The lover feared becoming unpredictable. He set their bedrooms aflame with candles, sought out exotic fruit to share with her, wrote poems, sonnets, letters, and screenplays to her.
He went to the store with the tinted windows and bought things in tubes flavored like pina coladas, raspberry, and “wild grape.”
When winter came, he made two snowmen on her lawn, they were hand in hand.
In the spring he gathered armfuls of flowers and tree blossoms, both their bedrooms shone with fresh color.
In the summer he packed elaborate picnics and they ate at the park, the beach, in the field with the crickets and small jumping insects, in the woods under the embrace of the tall trees.
One summer’s night he gathered many fireflies, half a dozen jars. He hung them from the magnolia tree in her garden, the one where they liked to sit and talk on warmer nights. When she saw them, she became distraught. She covered her face in her hands, cried, and drove off in her car.

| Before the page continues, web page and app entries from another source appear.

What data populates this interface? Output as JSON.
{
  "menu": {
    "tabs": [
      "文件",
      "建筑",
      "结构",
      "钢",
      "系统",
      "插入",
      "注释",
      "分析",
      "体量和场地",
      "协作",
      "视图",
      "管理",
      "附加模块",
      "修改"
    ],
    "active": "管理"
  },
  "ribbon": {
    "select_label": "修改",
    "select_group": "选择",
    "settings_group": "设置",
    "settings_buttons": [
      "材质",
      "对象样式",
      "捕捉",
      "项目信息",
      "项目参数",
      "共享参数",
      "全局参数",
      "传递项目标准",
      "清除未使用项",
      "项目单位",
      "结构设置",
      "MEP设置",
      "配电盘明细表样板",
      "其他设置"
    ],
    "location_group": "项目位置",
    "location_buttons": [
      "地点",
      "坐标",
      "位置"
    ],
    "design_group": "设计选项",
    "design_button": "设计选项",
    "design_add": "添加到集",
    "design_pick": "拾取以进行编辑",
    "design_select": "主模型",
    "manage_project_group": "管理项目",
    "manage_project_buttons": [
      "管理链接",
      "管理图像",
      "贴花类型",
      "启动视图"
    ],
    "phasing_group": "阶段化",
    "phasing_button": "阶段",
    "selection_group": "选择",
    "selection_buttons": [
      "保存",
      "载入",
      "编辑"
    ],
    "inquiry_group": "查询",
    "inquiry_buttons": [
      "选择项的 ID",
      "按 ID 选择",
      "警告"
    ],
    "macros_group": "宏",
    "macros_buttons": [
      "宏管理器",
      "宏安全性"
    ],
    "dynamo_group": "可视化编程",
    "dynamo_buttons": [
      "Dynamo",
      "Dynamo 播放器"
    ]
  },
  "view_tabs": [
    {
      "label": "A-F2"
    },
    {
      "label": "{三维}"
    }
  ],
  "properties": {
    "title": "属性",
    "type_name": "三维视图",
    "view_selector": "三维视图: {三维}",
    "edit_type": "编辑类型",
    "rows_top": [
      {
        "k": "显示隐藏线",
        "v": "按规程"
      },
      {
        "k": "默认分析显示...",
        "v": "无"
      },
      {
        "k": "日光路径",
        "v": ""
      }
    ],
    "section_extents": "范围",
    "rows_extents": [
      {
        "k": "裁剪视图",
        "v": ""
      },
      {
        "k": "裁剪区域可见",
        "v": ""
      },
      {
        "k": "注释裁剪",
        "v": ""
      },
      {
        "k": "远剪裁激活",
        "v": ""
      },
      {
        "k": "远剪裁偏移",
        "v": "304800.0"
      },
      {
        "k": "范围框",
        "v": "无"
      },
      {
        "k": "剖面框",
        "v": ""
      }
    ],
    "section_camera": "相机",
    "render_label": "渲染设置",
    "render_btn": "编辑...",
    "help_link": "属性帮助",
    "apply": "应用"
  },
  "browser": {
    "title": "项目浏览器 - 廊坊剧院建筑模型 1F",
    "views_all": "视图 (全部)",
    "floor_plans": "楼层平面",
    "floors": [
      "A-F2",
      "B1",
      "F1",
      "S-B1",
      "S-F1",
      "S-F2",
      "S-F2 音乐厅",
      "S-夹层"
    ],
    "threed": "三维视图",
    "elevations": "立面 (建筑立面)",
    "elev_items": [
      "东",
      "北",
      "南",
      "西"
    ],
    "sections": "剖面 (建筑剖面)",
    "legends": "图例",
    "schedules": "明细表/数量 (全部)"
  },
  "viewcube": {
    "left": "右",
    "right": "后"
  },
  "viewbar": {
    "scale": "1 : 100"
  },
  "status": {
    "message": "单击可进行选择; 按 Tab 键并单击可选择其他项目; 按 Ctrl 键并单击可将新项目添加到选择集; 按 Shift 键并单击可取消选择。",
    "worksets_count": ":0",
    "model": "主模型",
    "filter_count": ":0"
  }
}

He sat there long hours, watching the fireflies zip back and forth in their jars. Like electrons. Like straight-jacketed patients off padded walls.